Entries supplied
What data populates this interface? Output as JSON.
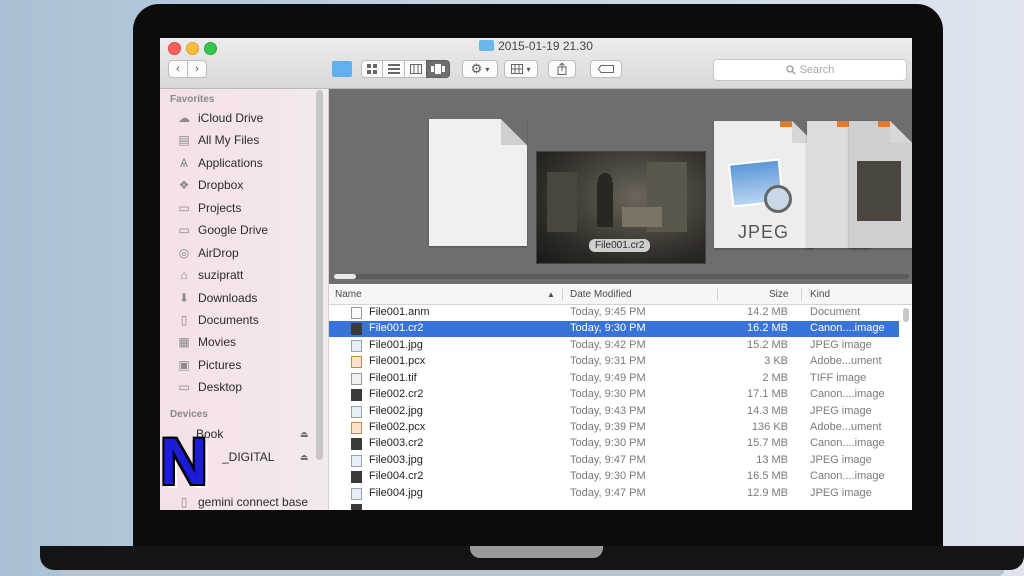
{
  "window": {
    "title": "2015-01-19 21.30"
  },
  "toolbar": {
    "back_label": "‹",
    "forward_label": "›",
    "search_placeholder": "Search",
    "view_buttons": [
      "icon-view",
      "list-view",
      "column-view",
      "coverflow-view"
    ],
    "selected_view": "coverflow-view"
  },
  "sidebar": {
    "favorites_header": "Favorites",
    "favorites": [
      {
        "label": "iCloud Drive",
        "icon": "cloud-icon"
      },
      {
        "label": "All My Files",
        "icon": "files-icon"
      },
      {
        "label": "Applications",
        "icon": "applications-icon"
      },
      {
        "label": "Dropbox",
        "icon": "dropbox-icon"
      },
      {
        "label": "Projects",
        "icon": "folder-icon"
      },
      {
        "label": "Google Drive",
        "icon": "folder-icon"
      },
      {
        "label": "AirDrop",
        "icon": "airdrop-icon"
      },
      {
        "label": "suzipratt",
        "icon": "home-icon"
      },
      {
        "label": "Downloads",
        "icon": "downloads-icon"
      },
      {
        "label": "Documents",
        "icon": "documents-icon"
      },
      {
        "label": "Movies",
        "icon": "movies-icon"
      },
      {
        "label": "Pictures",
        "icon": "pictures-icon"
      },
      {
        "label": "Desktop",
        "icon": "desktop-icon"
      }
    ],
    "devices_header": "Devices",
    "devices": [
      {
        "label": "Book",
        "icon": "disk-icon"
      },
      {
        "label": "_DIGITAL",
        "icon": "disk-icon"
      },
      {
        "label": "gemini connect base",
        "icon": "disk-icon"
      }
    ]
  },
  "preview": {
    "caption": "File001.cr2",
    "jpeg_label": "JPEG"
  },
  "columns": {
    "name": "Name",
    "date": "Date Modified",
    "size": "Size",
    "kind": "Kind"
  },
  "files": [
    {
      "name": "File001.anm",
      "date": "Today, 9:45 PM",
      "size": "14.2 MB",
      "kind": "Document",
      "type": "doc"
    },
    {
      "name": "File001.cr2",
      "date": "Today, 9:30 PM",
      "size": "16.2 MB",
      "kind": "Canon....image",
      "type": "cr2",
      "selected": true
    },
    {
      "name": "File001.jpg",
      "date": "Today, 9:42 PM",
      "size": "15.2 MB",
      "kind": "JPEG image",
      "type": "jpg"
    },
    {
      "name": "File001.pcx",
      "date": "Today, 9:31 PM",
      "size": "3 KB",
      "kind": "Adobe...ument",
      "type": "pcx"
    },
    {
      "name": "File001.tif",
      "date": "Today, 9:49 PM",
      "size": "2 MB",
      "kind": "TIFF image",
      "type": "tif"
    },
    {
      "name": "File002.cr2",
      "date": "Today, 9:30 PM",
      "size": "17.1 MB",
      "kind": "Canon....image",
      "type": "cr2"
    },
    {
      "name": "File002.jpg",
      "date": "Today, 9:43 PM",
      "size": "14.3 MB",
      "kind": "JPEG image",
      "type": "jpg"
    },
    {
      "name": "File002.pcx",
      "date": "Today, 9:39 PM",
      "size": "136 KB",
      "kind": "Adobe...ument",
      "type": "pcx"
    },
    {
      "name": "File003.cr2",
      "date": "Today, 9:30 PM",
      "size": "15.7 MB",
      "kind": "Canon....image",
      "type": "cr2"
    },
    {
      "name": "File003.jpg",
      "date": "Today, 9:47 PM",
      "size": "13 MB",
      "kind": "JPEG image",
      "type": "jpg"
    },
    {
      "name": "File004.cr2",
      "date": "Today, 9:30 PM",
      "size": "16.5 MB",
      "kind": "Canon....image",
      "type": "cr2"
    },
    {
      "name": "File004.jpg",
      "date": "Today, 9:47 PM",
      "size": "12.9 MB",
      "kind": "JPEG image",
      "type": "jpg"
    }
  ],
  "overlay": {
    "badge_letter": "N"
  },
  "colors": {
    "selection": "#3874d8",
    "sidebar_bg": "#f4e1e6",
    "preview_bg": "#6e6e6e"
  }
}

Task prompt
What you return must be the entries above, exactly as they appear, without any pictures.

Result below
What data populates this interface? Output as JSON.
{
  "window": {
    "title": "2015-01-19 21.30"
  },
  "toolbar": {
    "back_label": "‹",
    "forward_label": "›",
    "search_placeholder": "Search",
    "view_buttons": [
      "icon-view",
      "list-view",
      "column-view",
      "coverflow-view"
    ],
    "selected_view": "coverflow-view"
  },
  "sidebar": {
    "favorites_header": "Favorites",
    "favorites": [
      {
        "label": "iCloud Drive",
        "icon": "cloud-icon"
      },
      {
        "label": "All My Files",
        "icon": "files-icon"
      },
      {
        "label": "Applications",
        "icon": "applications-icon"
      },
      {
        "label": "Dropbox",
        "icon": "dropbox-icon"
      },
      {
        "label": "Projects",
        "icon": "folder-icon"
      },
      {
        "label": "Google Drive",
        "icon": "folder-icon"
      },
      {
        "label": "AirDrop",
        "icon": "airdrop-icon"
      },
      {
        "label": "suzipratt",
        "icon": "home-icon"
      },
      {
        "label": "Downloads",
        "icon": "downloads-icon"
      },
      {
        "label": "Documents",
        "icon": "documents-icon"
      },
      {
        "label": "Movies",
        "icon": "movies-icon"
      },
      {
        "label": "Pictures",
        "icon": "pictures-icon"
      },
      {
        "label": "Desktop",
        "icon": "desktop-icon"
      }
    ],
    "devices_header": "Devices",
    "devices": [
      {
        "label": "Book",
        "icon": "disk-icon"
      },
      {
        "label": "_DIGITAL",
        "icon": "disk-icon"
      },
      {
        "label": "gemini connect base",
        "icon": "disk-icon"
      }
    ]
  },
  "preview": {
    "caption": "File001.cr2",
    "jpeg_label": "JPEG"
  },
  "columns": {
    "name": "Name",
    "date": "Date Modified",
    "size": "Size",
    "kind": "Kind"
  },
  "files": [
    {
      "name": "File001.anm",
      "date": "Today, 9:45 PM",
      "size": "14.2 MB",
      "kind": "Document",
      "type": "doc"
    },
    {
      "name": "File001.cr2",
      "date": "Today, 9:30 PM",
      "size": "16.2 MB",
      "kind": "Canon....image",
      "type": "cr2",
      "selected": true
    },
    {
      "name": "File001.jpg",
      "date": "Today, 9:42 PM",
      "size": "15.2 MB",
      "kind": "JPEG image",
      "type": "jpg"
    },
    {
      "name": "File001.pcx",
      "date": "Today, 9:31 PM",
      "size": "3 KB",
      "kind": "Adobe...ument",
      "type": "pcx"
    },
    {
      "name": "File001.tif",
      "date": "Today, 9:49 PM",
      "size": "2 MB",
      "kind": "TIFF image",
      "type": "tif"
    },
    {
      "name": "File002.cr2",
      "date": "Today, 9:30 PM",
      "size": "17.1 MB",
      "kind": "Canon....image",
      "type": "cr2"
    },
    {
      "name": "File002.jpg",
      "date": "Today, 9:43 PM",
      "size": "14.3 MB",
      "kind": "JPEG image",
      "type": "jpg"
    },
    {
      "name": "File002.pcx",
      "date": "Today, 9:39 PM",
      "size": "136 KB",
      "kind": "Adobe...ument",
      "type": "pcx"
    },
    {
      "name": "File003.cr2",
      "date": "Today, 9:30 PM",
      "size": "15.7 MB",
      "kind": "Canon....image",
      "type": "cr2"
    },
    {
      "name": "File003.jpg",
      "date": "Today, 9:47 PM",
      "size": "13 MB",
      "kind": "JPEG image",
      "type": "jpg"
    },
    {
      "name": "File004.cr2",
      "date": "Today, 9:30 PM",
      "size": "16.5 MB",
      "kind": "Canon....image",
      "type": "cr2"
    },
    {
      "name": "File004.jpg",
      "date": "Today, 9:47 PM",
      "size": "12.9 MB",
      "kind": "JPEG image",
      "type": "jpg"
    }
  ],
  "overlay": {
    "badge_letter": "N"
  },
  "colors": {
    "selection": "#3874d8",
    "sidebar_bg": "#f4e1e6",
    "preview_bg": "#6e6e6e"
  }
}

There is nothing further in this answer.